The assumption that lower Weighted Average Rating Factor (WARF) and Weighted Average Spread (WAS) of the underlying collateral pool always indicate better debt protection can be misleading. These metrics are snapshots in time and do not fully reflect a manager’s return performance over a period. Some managers with low WARF and WAS demonstrate poor protection against market volatility, while others with high WARF and WAS metrics have shown resilience in volatile market conditions.

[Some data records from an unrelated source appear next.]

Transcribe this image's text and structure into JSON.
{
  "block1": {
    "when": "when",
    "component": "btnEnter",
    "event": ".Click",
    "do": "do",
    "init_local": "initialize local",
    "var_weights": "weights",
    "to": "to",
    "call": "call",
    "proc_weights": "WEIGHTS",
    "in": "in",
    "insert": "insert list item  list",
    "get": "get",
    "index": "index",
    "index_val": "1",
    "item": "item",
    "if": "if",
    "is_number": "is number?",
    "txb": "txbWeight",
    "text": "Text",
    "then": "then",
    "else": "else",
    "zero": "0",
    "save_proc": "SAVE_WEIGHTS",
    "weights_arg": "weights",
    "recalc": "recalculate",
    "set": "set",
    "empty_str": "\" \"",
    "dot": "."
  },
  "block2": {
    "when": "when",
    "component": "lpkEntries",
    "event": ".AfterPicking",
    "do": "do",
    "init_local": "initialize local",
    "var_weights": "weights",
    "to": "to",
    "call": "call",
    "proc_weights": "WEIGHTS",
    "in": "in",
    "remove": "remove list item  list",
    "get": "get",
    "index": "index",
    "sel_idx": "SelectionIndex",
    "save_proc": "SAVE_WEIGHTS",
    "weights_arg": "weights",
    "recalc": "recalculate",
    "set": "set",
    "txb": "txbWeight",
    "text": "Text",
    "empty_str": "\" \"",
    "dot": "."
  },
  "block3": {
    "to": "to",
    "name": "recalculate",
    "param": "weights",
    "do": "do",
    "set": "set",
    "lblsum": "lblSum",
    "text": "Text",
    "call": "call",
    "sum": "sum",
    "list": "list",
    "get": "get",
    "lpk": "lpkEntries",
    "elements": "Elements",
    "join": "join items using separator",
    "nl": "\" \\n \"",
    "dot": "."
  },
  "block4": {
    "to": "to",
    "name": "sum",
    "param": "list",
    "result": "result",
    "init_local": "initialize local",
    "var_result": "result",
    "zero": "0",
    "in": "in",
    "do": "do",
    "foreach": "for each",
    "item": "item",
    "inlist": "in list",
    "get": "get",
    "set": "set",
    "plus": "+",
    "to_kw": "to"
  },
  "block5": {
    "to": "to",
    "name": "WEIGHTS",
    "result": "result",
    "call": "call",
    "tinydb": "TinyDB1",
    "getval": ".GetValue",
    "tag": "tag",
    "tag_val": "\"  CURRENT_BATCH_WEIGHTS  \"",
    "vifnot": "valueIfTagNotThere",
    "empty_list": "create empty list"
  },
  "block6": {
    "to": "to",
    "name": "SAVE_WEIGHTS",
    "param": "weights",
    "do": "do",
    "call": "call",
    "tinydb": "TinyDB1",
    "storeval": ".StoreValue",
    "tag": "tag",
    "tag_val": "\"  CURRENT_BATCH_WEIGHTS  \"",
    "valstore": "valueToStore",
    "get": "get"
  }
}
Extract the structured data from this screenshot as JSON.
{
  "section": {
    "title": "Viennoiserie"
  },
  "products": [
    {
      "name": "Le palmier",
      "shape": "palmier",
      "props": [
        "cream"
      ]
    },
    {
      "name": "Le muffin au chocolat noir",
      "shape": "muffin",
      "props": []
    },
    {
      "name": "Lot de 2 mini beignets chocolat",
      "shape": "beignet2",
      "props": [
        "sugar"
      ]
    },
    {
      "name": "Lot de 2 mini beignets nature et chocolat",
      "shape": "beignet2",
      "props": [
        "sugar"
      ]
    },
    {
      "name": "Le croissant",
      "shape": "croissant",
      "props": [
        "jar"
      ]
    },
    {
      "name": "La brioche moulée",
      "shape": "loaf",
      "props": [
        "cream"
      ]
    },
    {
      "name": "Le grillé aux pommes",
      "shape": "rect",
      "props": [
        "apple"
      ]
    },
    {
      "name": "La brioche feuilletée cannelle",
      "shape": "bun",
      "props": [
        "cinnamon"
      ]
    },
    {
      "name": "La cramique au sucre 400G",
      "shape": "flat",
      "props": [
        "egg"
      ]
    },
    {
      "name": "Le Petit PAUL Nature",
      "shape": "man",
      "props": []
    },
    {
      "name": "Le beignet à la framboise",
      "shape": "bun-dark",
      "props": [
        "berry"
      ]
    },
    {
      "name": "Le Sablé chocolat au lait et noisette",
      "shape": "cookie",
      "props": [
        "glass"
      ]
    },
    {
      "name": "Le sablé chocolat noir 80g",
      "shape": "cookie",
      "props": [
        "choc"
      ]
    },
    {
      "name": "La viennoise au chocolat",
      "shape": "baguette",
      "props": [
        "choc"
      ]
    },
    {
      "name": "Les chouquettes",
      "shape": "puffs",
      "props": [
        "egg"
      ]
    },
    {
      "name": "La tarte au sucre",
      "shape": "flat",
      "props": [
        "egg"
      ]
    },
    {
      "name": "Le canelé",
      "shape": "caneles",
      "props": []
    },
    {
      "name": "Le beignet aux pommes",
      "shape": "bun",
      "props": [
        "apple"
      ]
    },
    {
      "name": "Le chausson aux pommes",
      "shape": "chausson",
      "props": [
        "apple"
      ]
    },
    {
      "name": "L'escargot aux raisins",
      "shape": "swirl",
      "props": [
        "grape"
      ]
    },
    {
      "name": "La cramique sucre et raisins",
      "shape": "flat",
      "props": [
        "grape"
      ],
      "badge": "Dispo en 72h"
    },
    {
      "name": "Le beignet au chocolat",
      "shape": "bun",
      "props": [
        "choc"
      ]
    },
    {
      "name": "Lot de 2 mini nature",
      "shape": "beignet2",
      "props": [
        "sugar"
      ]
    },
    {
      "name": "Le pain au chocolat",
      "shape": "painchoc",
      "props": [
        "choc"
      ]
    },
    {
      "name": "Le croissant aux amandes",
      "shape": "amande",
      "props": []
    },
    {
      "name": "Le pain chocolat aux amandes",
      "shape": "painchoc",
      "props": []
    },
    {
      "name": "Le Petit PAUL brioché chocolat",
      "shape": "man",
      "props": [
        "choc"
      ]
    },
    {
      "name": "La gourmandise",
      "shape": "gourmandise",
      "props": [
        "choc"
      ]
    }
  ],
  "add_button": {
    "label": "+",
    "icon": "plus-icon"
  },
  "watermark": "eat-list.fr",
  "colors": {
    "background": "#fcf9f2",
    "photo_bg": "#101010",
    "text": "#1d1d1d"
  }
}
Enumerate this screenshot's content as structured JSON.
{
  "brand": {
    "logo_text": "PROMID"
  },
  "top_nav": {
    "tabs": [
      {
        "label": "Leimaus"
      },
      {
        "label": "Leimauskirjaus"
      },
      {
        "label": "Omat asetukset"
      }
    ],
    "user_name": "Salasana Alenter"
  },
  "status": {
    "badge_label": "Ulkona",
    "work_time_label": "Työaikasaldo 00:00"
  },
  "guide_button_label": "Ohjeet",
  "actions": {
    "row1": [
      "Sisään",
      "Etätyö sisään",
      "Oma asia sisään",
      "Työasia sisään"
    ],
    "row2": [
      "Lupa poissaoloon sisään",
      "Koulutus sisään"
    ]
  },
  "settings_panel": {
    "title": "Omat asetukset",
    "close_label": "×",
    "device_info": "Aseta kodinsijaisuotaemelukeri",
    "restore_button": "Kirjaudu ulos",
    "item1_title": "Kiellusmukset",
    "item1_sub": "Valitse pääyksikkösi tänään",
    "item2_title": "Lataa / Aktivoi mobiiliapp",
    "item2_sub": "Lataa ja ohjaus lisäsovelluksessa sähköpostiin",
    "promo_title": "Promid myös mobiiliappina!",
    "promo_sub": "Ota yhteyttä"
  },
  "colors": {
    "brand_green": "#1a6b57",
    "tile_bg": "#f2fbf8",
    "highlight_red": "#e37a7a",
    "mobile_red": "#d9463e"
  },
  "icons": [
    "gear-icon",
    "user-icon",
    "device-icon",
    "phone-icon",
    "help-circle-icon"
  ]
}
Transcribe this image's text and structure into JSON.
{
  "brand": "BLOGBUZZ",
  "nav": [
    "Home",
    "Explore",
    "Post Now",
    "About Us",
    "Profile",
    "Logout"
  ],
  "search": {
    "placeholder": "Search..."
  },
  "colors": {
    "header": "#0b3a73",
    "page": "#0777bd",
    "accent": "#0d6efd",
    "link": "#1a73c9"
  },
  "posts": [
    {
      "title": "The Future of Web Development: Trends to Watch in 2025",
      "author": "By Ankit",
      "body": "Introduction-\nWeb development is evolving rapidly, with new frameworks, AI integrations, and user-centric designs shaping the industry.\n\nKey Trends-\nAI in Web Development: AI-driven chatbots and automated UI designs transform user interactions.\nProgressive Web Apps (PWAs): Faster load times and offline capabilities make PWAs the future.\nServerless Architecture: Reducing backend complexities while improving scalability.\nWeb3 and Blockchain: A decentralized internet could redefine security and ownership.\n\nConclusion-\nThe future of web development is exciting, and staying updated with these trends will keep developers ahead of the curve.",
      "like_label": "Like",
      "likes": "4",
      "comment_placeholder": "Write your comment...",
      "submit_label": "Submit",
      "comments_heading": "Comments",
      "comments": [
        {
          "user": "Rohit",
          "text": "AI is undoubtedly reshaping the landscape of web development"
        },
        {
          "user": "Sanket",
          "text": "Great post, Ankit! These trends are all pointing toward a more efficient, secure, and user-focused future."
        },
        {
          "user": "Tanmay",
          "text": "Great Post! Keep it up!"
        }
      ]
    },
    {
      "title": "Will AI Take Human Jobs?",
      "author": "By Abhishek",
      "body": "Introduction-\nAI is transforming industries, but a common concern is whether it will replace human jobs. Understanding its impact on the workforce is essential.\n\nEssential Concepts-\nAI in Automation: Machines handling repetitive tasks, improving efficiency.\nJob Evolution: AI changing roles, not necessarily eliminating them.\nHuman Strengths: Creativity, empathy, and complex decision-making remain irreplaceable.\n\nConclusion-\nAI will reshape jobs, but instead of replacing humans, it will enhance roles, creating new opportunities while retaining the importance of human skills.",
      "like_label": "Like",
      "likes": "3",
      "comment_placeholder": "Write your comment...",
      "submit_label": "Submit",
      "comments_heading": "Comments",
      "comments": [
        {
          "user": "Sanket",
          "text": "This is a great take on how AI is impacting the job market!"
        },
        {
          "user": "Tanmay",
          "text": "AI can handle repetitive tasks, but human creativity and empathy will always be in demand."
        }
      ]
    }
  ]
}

A CLO BB tranche is often considered capable of withstanding an annual default rate of up to 8%. However, this statement lacks specificity, and assumptions about prepayments can create an overly optimistic outlook, particularly since bad loans are unlikely to be prepaid. If we consider a 7-year period with a consistent annual default rate of 8%, the cumulative default rate would reach 56%. Even allowing for a generous 70% recovery rate, such a high cumulative default rate would be unsustainable for any BB-rated notes.
The solid performance of 1.0 CLO equity from 2006-2007 has led to the expectation that 2.0 CLO equity performance might also be good. However, it is crucial to recognize that the performance between 1.0 and 2.0 CLO equity tranches will differ.
Static deals are generally riskier because they are more leveraged and their portfolios are not actively managed. However, the final equity Internal Rates of Return (IRR) of fully redeemed static deals have been impressive so far. It’s worth noting that sometimes, ‘active management’ can give a false impression of outperformance.
Deals from the 2018 vintage are considered favorable, as they experienced some of the best outcomes in terms of the pricing of CLO liabilities. However, it’s important to note that a good vintage in terms of liability pricing does not necessarily equate to strong performance from the standpoint of underlying asset performance.
US BSL CLOs are generally considered to have lower risk than EU CLOs, owing to their greater depth and diversification. However, recent data on OC test cushions for deals issued between 2012 and 2022 appears to paint a different picture. This insight might prompt investors to reassess their cash flow modeling assumptions for both US BSL and EU CLOs.
The information, research, data, research-related opinions, observations, and estimates contained in this document have been compiled or arrived at by CLO Research Group, based upon sources believed to be reliable and accurate, and in good faith, but in each case without further investigation. None of CLO Research Group or its service providers; authorised personnel, or their directors make any expressed or implied presentation or warranty, nor do any of such persons accept any responsibility or liability as to the accuracy, timeliness, completeness, or correctness of such sources and the information, research, data, research related opinions, observations and estimates contained in this document. All information, research, data, research-related opinions, observations, and estimates in this document are in draft form as of the date of this document and remain subject to change and amendment without notice. Neither CLO Research Group nor any of their third-party providers shall be subject to any damages or liability for any errors, omissions, incompleteness, or incorrectness of this document. This article is not and should not be construed as an offer, or a solicitation of an offer, to buy or sell securities and shall not be relied upon as a promise or representation regarding the historical or current position or performance of any of the deals or issues mentioned in it.